Kiwi health age wake up call
Thursday 26 May 2016
A young country full of old people: Kiwi health age wake up call
Sovereign ‘Health Age Generator’ reveals the nation’s health age
A unique snapshot of how Kiwis are faring on the health front, including potential bonus or penalty ‘health age’ years, based on the lifestyle choices we make, has shown the degree to which everyday behaviour can impact our wellbeing outlook.
Financial worries, alcohol and work pressures were exposed as some of the leading factors as to why Kiwis are adding years to their age.
The independent research undertaken by Sovereign reveals we’re more senior in health years than our actual years of life, with a national average of two penalty years being added to the biological age of Kiwis. On the extreme end of the health spectrum 20 penalty years were noted.
The research, based on the Sovereign ‘Health Age Generator’ – a survey developed by Synergy Health Research, analyses key physical, mental and behavioural components. This information is used to calculate penalty years (indicating a negative health outlook compared to the norm), or bonus years (indicating a positive health outlook compared to the norm); to generate a personalised health report with recommendations on what steps can be taken to improve overall health.
Dr Simon Mayhew, Sovereign Medical Adviser, says there is no time like the present to draw a line in the sand and review how everyday choices can have a positive or a negative impact on your health.
“The research shows that our lifestyle choices can have a significant impact on our health and as a nation we have a bit of work to do – particularly when looking at stress, alcohol consumption and how work pressures are impacting our health. The great news is that even a couple of small positive changes can have a powerful impact on our overall health.
“The ‘Health Age Generator’ is about checking in on where you are now and being aware of the ways you can take charge of your behaviour and lifestyle choices to improve overall health and wellbeing.”
Launched as part of Healthy by Sovereign, New Zealand’s first health insurance loyalty programme to reward Kiwis for their everyday healthy choices, the online tool was designed to give individuals more awareness and understanding of the key components of their lifestyles which can have a positive or negative impact to their health as they age.
Key insights from the research painted a compelling national snapshot of our health status.
New Zealand’s Health Age:
o National average: 2 penalty years
o Men fare better than women: average 1.2 penalty years versus at 2.2 years
o Healthier as we age: Health age penalty years are decreasing as individuals get older
o Major city dwellers are faring better than the regions.
How we’re faring – a deeper dive:
o Risk taking: women are more risk averse than men, being more likely to wear a seatbelt when driving, and more likely to take precautions to avoid sun damage and practice safe sex
o Smoking: one in ten (12%) say they presently smoke – but 9% are ready to make a change and not smoke

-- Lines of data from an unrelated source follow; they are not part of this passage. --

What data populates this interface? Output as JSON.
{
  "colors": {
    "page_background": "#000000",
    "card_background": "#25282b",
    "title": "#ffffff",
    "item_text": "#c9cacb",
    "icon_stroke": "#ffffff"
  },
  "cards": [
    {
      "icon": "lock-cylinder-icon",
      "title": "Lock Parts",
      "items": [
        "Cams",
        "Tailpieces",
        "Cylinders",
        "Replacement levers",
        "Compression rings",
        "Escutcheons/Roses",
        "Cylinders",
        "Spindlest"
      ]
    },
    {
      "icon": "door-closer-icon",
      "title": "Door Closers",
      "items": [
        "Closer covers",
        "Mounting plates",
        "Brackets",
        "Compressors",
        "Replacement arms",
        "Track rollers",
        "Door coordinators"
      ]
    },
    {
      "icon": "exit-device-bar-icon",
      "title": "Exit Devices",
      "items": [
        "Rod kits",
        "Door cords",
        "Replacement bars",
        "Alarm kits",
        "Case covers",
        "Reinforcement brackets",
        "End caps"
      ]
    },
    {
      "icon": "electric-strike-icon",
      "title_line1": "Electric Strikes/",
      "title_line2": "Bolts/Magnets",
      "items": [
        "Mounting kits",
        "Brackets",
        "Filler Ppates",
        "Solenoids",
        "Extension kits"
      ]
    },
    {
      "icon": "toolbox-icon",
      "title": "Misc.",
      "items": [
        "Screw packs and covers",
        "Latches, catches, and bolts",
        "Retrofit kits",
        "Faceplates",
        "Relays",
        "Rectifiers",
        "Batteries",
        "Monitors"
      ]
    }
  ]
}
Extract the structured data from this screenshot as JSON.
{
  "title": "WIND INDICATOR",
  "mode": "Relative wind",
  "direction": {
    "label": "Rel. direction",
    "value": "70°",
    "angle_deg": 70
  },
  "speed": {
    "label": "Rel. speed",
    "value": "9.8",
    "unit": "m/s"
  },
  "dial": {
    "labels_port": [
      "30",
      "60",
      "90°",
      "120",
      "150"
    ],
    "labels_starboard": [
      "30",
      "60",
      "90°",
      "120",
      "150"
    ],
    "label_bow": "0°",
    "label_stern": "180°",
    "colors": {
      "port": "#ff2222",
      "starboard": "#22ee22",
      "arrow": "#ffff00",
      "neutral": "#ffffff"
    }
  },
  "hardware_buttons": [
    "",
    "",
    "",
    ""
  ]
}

o Weight: almost half (48%) of respondents said their weight had increased by 1kg-10kg over the past 10 years while one in ten (14%) said they’d gained more than 10kgs in the past decade
- One in five (22%) haven’t had a blood pressure check recently
- Two in five (43%) haven’t had a cholesterol check recently
- More than half (53%) of female respondents said they always have a pap smear and a third (33%) always have a mammogram when recommended
- Only 15% of men do regular testicular check on themselves
o Energy: only 6 percent of respondents rated their energy level as excellent, while the majority of research respondents (40%) said their energy level was just OK
o Fitness: men registered the highest levels of physical fitness, job satisfaction and social life while women fared better than men when it came to strength of relationships with family and enjoyment of life.
Stress, alcohol and work pressures playing a major role:
o Money worries: top the list of stress disruptors for Kiwis, ahead of family, health, work and even personal problems
o Alcohol: Over a quarter of respondents (27%) said they have four or more drinks in one session 1-3 times each week
o Work: almost half (49%) of respondents stated they work 40 or more hours each week, a third (33%) get under 7 hours sleep on average each night and 48% said their health has impaired their work performance in the past three months – with men more likely to have taken time off due injury or illness
o Physical pain: lower back, neck and shoulder were stated as the top three body parts causing discomfort for Kiwis in the past month
o Stress: is taking hold of Kiwis in physical ways including poor sleep, a nervous stomach, tension headaches and irritability.
Synergy Health Research Manager, Jamie Scott, highlights the ways stress in particular can drive poor health behaviours.
“Key stressors can drive poor food choices, sleep patterns, physical activity levels and poor socialisation patterns. From these patterns, you see the early stress indicators appear, then eventually the more pathological states, such as high blood pressure, poor blood sugar, high inflammatory states, all of which impact the brain as much as the body and fuels further stress. But poor behaviours, not driven by a specific stressor, can lead to stress itself.
“Someone who is eating poorly and staying up late, will invariably get tired, not want to move much, will eat more junk food to self-medicate, and then may start to make poor financial decisions or abuse drugs and alcohol to control the stress, leading to personal and family problems, poorer health, and so on. You can easily see the vicious cycle people can fall into.”
The health age generator is available on www.rewardmyhealth.co.nz